Fragrant Candles A tried and true way to bring warmth and aroma into your home is with scented candles. We love these hand-poured soy candles by Winnipeg candle maker Soy Harvest Candles. Some of our favourites include new holiday scents like Treetops, Sleigh Ride, and Grandma’s Cookies. It feels like Christmas already!
Have fun creating a warm and fragrantly festive home this holiday season!
Words + Photos by Sarah Carson @the.botanical
Monday, March 16th, 2015
This week, fresh colorful pansies arrived at the greenhouse. While we normally turn to pansies as the first flowers that we can plant outdoors in early spring, they are in fact an edible flower and serve as an elegant garnish. With Easter coming up, these sugared blooms make a lovely accent for desserts and drinks well into spring. A sprinkling of sugar lends just a touch of sparkle to edible flowers– you can use dried violas, pansies, nasturtiums, or even rose petals. Atop baking, fresh fruit, or a favorite cocktail, these natural beauties make springtime sweets even more special.
What You’ll Need:
Edible dried flowers
1 egg white
1 teaspoon fresh squeezed lemon juice
Small, soft-bristle paintbrush
To dry the flowers, there are two methods. You can hang them in a cool, dry place for 2-4 weeks, upside down and tied in a bundle. Or, simply dry them in the microwave. Arrange the flowers so they do not touch each other on a paper towel.
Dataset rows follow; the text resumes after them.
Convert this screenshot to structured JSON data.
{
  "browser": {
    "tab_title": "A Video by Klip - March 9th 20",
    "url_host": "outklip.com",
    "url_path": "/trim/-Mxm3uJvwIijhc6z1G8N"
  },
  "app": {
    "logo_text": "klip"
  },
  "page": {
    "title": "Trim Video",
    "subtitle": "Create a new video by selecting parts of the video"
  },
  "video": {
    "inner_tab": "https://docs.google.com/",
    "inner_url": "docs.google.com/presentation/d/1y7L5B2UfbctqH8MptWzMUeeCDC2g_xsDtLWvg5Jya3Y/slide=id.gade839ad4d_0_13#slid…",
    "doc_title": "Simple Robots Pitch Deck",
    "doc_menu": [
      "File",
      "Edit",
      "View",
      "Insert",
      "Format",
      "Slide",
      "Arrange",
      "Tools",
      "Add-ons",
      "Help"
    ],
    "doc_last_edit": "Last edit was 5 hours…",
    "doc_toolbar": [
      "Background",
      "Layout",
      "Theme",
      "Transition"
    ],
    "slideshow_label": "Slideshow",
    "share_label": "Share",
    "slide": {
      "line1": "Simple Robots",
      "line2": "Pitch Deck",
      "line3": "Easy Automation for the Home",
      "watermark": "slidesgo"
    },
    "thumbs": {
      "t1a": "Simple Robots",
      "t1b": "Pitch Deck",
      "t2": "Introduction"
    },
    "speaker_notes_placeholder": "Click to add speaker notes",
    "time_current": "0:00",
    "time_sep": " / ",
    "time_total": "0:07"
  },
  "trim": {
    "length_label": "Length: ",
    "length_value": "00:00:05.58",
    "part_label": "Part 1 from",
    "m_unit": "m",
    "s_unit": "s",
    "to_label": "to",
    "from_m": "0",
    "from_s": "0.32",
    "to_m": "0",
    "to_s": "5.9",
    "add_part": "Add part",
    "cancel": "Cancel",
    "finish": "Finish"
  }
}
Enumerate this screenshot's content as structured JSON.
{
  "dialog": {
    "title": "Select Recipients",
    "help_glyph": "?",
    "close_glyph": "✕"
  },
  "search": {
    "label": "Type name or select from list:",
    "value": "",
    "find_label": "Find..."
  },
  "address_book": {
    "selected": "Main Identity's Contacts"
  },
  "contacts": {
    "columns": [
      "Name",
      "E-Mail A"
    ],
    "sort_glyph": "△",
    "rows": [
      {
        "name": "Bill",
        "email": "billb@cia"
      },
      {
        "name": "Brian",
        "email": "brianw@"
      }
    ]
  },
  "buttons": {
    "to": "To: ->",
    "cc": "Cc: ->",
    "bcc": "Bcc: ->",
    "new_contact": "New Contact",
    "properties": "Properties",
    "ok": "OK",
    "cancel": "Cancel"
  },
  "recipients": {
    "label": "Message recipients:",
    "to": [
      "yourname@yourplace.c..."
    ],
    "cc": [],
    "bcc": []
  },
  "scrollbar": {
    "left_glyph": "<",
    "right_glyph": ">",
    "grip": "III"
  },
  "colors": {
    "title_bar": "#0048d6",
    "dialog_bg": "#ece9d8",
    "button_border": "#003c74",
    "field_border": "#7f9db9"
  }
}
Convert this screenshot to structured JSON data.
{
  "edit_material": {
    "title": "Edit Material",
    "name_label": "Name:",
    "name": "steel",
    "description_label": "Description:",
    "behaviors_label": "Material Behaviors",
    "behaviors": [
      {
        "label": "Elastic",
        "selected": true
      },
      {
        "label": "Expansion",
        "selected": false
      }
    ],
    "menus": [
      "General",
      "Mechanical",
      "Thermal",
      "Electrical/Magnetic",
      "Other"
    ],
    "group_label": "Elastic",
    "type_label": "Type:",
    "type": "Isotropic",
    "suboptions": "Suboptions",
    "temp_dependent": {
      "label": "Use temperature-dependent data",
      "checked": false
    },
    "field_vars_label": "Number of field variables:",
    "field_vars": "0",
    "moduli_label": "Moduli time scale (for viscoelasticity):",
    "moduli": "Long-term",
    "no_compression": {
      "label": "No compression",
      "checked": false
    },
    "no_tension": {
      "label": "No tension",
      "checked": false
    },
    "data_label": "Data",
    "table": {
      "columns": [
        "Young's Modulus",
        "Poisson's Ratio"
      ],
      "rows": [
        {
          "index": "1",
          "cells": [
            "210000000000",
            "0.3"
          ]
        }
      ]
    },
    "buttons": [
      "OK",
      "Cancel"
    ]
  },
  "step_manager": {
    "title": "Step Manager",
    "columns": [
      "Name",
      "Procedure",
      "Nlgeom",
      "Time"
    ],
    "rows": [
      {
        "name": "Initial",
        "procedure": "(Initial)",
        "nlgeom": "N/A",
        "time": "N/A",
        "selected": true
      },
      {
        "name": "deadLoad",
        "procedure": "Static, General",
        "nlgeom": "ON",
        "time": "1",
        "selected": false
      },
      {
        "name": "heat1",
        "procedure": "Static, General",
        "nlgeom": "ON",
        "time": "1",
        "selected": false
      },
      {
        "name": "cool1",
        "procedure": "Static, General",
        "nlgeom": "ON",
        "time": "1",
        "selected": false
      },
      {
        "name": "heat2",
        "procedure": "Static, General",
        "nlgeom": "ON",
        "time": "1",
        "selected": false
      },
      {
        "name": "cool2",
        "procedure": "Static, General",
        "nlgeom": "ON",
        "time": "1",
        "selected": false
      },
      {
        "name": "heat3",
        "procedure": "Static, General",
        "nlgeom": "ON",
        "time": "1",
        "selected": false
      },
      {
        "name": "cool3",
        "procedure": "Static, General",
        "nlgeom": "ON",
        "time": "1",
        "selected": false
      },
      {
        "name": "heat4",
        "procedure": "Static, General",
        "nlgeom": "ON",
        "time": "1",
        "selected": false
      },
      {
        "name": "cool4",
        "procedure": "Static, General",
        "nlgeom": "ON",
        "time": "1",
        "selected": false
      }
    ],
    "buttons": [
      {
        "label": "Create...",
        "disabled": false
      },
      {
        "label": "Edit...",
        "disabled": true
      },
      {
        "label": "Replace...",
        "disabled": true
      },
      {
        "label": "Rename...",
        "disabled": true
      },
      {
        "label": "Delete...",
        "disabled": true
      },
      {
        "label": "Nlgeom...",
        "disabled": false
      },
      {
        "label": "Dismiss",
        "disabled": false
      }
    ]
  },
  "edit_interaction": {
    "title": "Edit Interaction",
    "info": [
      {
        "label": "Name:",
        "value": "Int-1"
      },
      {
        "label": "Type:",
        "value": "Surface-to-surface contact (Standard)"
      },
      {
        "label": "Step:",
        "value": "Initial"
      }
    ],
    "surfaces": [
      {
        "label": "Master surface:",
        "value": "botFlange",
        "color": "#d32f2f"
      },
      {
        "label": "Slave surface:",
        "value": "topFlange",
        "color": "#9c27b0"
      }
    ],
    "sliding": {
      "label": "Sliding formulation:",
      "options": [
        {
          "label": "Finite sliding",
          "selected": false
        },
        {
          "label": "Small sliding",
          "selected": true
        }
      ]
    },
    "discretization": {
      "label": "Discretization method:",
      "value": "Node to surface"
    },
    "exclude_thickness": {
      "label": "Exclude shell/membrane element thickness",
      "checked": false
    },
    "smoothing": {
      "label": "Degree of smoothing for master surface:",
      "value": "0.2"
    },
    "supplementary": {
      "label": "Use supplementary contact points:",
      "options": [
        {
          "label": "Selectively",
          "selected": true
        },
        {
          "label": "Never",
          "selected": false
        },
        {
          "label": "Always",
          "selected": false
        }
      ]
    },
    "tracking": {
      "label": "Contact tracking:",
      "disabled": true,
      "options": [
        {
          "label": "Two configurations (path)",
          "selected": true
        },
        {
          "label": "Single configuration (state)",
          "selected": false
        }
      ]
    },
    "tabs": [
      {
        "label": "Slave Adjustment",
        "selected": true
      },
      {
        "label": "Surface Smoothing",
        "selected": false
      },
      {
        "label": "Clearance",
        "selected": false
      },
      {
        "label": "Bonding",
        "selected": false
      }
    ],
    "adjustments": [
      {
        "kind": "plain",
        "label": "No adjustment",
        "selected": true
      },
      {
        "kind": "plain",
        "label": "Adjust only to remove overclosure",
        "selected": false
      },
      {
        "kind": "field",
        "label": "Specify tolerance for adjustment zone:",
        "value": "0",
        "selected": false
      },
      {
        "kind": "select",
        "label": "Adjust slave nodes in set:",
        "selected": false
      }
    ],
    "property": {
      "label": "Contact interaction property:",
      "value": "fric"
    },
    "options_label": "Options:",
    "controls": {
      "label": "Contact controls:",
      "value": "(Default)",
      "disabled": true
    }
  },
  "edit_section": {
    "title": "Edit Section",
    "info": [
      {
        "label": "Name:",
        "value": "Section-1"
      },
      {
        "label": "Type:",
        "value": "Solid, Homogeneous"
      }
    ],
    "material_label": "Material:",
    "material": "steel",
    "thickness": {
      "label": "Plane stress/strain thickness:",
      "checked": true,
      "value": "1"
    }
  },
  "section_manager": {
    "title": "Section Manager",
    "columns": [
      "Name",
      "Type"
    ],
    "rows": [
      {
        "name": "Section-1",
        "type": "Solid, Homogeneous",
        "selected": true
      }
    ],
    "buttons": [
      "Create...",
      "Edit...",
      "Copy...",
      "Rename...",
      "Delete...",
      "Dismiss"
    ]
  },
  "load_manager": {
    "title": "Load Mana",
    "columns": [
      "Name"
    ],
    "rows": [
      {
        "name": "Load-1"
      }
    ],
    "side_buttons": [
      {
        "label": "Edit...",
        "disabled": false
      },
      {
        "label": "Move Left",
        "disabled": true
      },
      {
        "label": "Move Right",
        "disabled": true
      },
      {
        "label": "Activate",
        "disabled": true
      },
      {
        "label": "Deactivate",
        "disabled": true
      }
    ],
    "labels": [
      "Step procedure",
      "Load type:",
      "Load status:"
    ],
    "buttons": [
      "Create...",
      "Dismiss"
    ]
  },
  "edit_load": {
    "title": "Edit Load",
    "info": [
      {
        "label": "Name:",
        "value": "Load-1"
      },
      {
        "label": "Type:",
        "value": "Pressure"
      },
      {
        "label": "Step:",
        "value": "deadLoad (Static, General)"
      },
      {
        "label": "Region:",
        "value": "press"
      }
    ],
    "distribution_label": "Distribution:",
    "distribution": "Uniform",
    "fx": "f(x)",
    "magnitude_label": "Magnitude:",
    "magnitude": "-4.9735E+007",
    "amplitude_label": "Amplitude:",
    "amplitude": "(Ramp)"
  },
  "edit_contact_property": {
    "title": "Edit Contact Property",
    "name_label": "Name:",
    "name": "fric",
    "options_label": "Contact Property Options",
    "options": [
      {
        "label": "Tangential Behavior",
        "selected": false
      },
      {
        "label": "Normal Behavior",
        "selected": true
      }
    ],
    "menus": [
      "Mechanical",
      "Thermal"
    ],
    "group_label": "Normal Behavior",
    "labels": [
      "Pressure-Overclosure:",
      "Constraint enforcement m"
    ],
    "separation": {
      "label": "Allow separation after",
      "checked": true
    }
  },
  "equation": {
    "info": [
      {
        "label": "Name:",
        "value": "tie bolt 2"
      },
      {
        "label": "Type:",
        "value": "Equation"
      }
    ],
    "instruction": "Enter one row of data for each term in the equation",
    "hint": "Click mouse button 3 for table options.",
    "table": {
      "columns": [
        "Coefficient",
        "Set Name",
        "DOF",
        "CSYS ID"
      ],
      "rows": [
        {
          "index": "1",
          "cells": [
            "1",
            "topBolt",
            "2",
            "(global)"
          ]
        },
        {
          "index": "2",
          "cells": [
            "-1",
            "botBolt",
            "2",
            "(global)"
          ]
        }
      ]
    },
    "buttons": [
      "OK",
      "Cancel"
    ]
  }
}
Place the paper towel with the flowers in the microwave, and heat them on medium to high for one minute. If they are still not dry after this time, replace the used paper towel with a dry one and repeat the process. Once all the moisture has been taken out via the microwave, take them off the paper towel and leave them to cool off for at least ten minutes before proceeding.
To sugar the blossoms, line a baking sheet with parchment paper. Whisk egg white and lemon juice in a small bowl– since the egg whites won’t be cooked, be sure to use fresh eggs from a trusted source. Gently hold a single flower with clean tweezers and brush all surfaces with the egg and lemon wash. Sprinkle with superfine sugar, then transfer to the baking sheet. Once all your flowers are sugared, let them sit at room temperature overnight.